EXERCISE DETAILS
Your reply should be an exact copy of every entry, with the pictures removed.

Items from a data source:
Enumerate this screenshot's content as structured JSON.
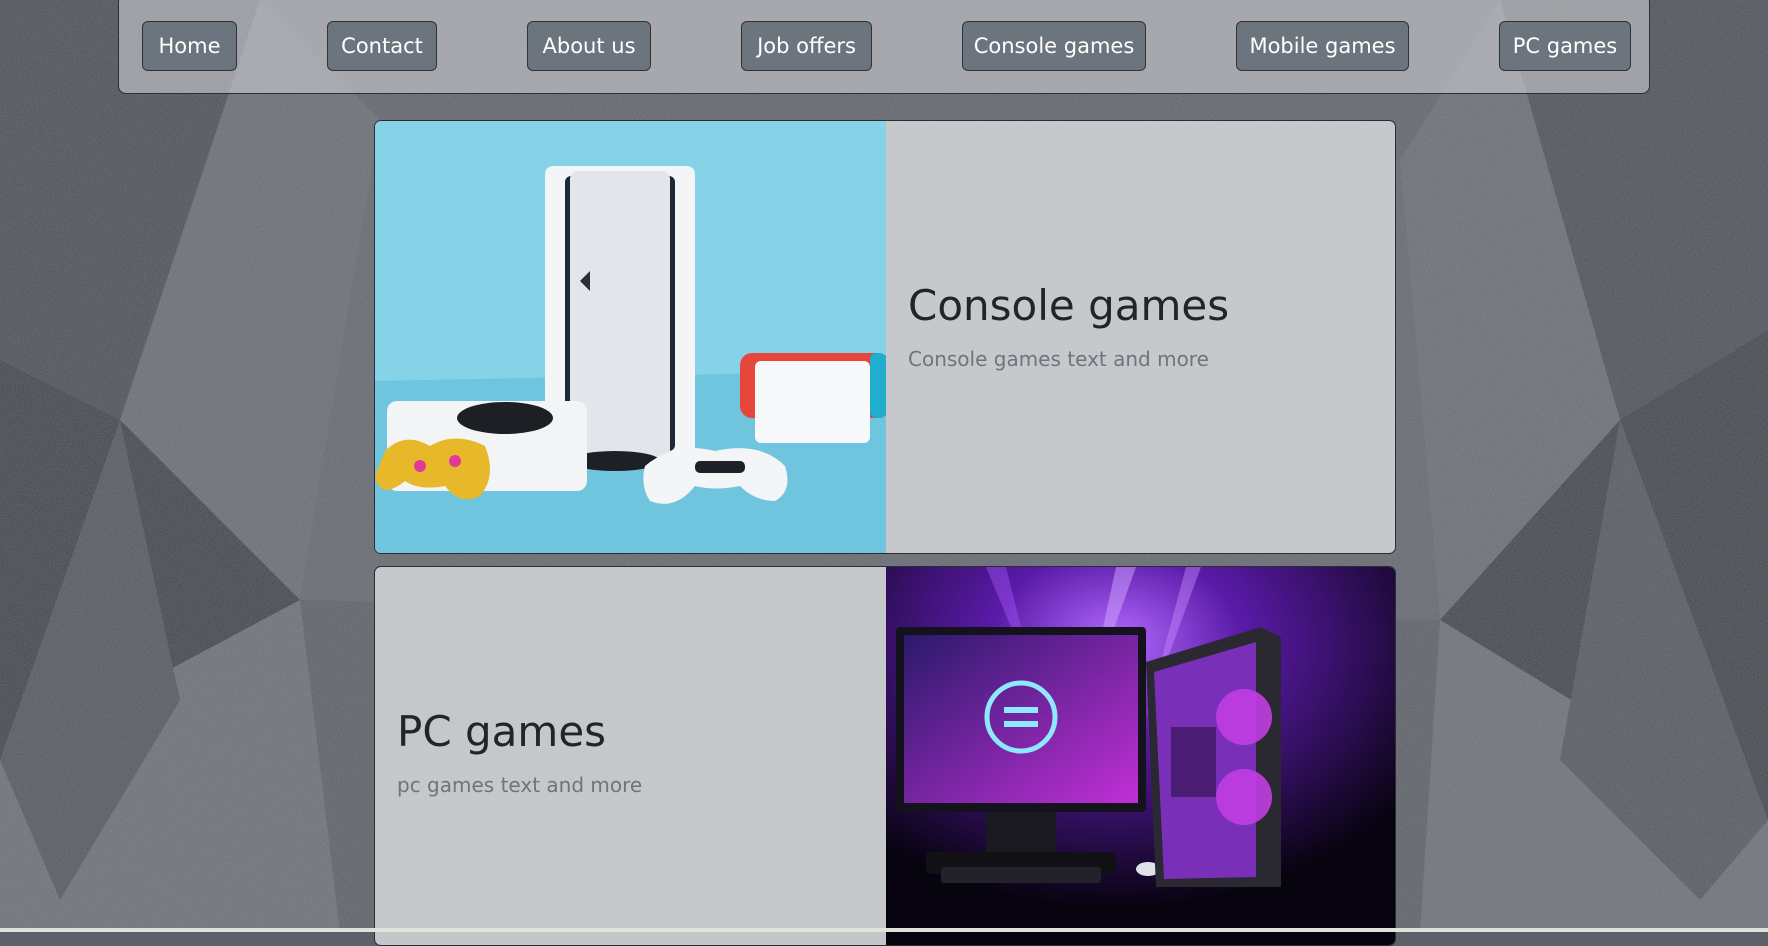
{
  "nav": {
    "items": [
      {
        "label": "Home"
      },
      {
        "label": "Contact"
      },
      {
        "label": "About us"
      },
      {
        "label": "Job offers"
      },
      {
        "label": "Console games"
      },
      {
        "label": "Mobile games"
      },
      {
        "label": "PC games"
      }
    ]
  },
  "cards": [
    {
      "title": "Console games",
      "text": "Console games text and more",
      "image": "consoles-photo"
    },
    {
      "title": "PC games",
      "text": "pc games text and more",
      "image": "gaming-pc-photo"
    }
  ],
  "colors": {
    "nav_button_bg": "#6c757d",
    "nav_button_text": "#ffffff",
    "title_text": "#212529",
    "muted_text": "#6c757d",
    "console_image_bg": "#7fd0e6",
    "pc_image_bg": "#0b0516"
  }
}
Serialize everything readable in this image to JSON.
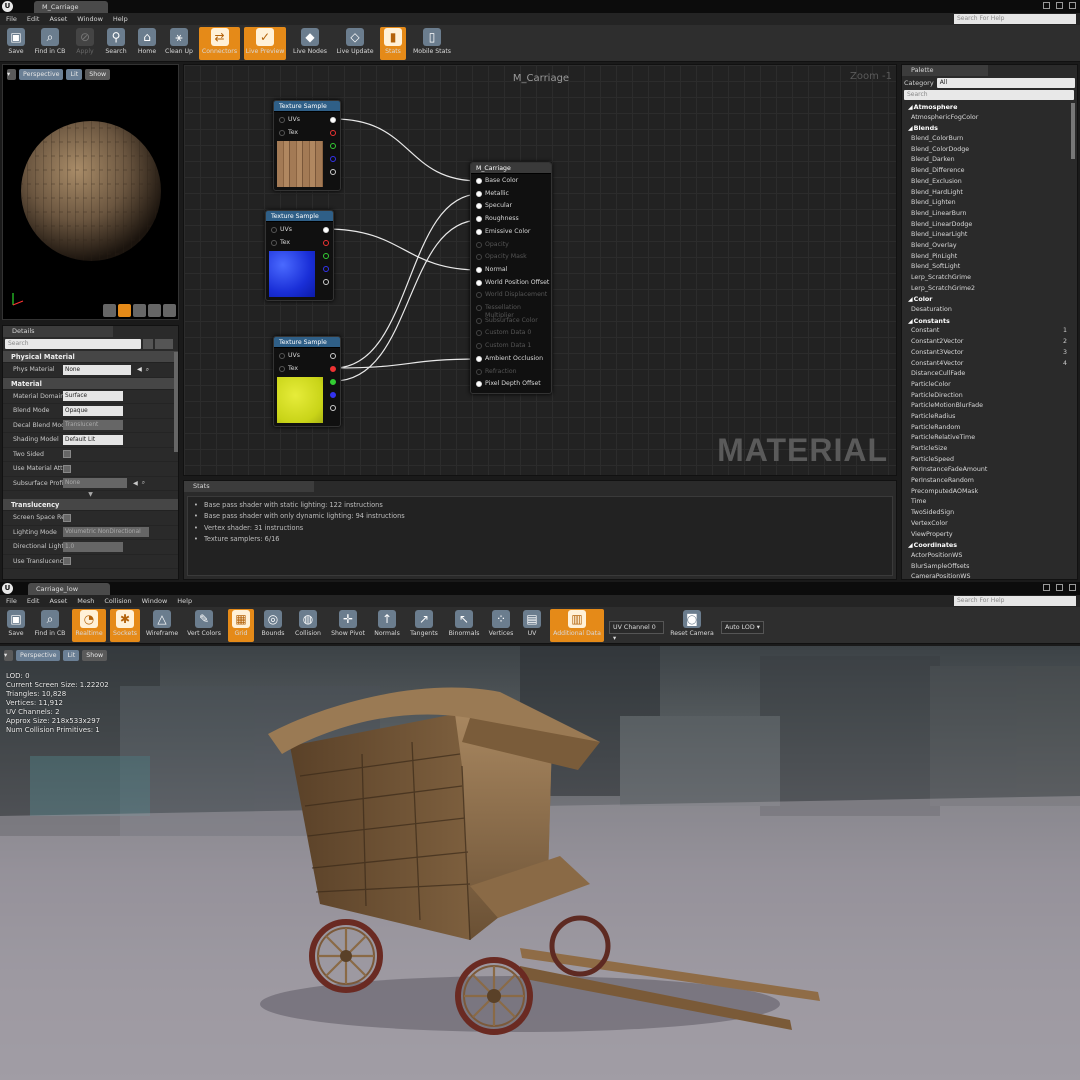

WRITTEN ANSWER
Enumerate this screenshot's content as structured JSON.
{
  "nav": {
    "items": [
      {
        "label": "Home"
      },
      {
        "label": "Contact"
      },
      {
        "label": "About us"
      },
      {
        "label": "Job offers"
      },
      {
        "label": "Console games"
      },
      {
        "label": "Mobile games"
      },
      {
        "label": "PC games"
      }
    ]
  },
  "cards": [
    {
      "title": "Console games",
      "text": "Console games text and more",
      "image": "consoles-photo"
    },
    {
      "title": "PC games",
      "text": "pc games text and more",
      "image": "gaming-pc-photo"
    }
  ],
  "colors": {
    "nav_button_bg": "#6c757d",
    "nav_button_text": "#ffffff",
    "title_text": "#212529",
    "muted_text": "#6c757d",
    "console_image_bg": "#7fd0e6",
    "pc_image_bg": "#0b0516"
  }
}
Serialize everything readable in this image to JSON.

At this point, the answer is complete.